- [Activity]: Restate every record that follows, keeping it exact.

App and web page records:
********

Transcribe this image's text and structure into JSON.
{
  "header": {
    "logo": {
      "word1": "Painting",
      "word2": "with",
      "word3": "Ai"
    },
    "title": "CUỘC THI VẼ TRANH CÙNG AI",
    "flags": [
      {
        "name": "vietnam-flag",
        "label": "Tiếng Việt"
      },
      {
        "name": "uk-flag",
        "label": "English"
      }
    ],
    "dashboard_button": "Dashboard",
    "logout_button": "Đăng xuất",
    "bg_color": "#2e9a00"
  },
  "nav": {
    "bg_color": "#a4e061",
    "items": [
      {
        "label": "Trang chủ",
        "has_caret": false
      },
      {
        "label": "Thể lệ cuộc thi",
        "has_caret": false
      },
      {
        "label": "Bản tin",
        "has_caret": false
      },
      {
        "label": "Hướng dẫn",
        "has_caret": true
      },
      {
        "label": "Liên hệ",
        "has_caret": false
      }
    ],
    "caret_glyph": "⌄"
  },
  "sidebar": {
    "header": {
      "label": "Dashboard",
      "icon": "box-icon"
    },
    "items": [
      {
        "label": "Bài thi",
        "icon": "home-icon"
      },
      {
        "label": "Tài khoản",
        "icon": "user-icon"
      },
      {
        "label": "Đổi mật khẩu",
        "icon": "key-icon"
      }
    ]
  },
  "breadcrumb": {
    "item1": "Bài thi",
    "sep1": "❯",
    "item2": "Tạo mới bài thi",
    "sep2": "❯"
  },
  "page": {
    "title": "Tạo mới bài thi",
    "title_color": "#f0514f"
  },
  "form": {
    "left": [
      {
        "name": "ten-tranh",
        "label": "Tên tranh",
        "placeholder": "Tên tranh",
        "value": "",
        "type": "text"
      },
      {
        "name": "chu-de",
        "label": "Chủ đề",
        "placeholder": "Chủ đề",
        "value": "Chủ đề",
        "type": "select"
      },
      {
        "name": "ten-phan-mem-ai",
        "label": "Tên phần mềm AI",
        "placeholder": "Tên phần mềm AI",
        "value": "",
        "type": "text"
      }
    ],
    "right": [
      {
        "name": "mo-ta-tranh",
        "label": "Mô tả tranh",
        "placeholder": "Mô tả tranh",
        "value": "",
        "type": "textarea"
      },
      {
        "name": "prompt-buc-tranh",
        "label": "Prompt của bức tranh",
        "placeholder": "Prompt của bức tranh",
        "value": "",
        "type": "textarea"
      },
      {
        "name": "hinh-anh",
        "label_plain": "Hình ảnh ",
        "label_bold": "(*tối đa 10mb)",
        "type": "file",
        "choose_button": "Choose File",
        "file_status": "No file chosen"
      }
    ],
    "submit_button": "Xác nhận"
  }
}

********

- [Task response]:
Transcribe this image's text and structure into JSON.
{
  "header": {
    "logo": {
      "word1": "Painting",
      "word2": "with",
      "word3": "Ai"
    },
    "title": "CUỘC THI VẼ TRANH CÙNG AI",
    "flags": [
      {
        "name": "vietnam-flag",
        "label": "Tiếng Việt"
      },
      {
        "name": "uk-flag",
        "label": "English"
      }
    ],
    "dashboard_button": "Dashboard",
    "logout_button": "Đăng xuất",
    "bg_color": "#2e9a00"
  },
  "nav": {
    "bg_color": "#a4e061",
    "items": [
      {
        "label": "Trang chủ",
        "has_caret": false
      },
      {
        "label": "Thể lệ cuộc thi",
        "has_caret": false
      },
      {
        "label": "Bản tin",
        "has_caret": false
      },
      {
        "label": "Hướng dẫn",
        "has_caret": true
      },
      {
        "label": "Liên hệ",
        "has_caret": false
      }
    ],
    "caret_glyph": "⌄"
  },
  "sidebar": {
    "header": {
      "label": "Dashboard",
      "icon": "box-icon"
    },
    "items": [
      {
        "label": "Bài thi",
        "icon": "home-icon"
      },
      {
        "label": "Tài khoản",
        "icon": "user-icon"
      },
      {
        "label": "Đổi mật khẩu",
        "icon": "key-icon"
      }
    ]
  },
  "breadcrumb": {
    "item1": "Bài thi",
    "sep1": "❯",
    "item2": "Tạo mới bài thi",
    "sep2": "❯"
  },
  "page": {
    "title": "Tạo mới bài thi",
    "title_color": "#f0514f"
  },
  "form": {
    "left": [
      {
        "name": "ten-tranh",
        "label": "Tên tranh",
        "placeholder": "Tên tranh",
        "value": "",
        "type": "text"
      },
      {
        "name": "chu-de",
        "label": "Chủ đề",
        "placeholder": "Chủ đề",
        "value": "Chủ đề",
        "type": "select"
      },
      {
        "name": "ten-phan-mem-ai",
        "label": "Tên phần mềm AI",
        "placeholder": "Tên phần mềm AI",
        "value": "",
        "type": "text"
      }
    ],
    "right": [
      {
        "name": "mo-ta-tranh",
        "label": "Mô tả tranh",
        "placeholder": "Mô tả tranh",
        "value": "",
        "type": "textarea"
      },
      {
        "name": "prompt-buc-tranh",
        "label": "Prompt của bức tranh",
        "placeholder": "Prompt của bức tranh",
        "value": "",
        "type": "textarea"
      },
      {
        "name": "hinh-anh",
        "label_plain": "Hình ảnh ",
        "label_bold": "(*tối đa 10mb)",
        "type": "file",
        "choose_button": "Choose File",
        "file_status": "No file chosen"
      }
    ],
    "submit_button": "Xác nhận"
  }
}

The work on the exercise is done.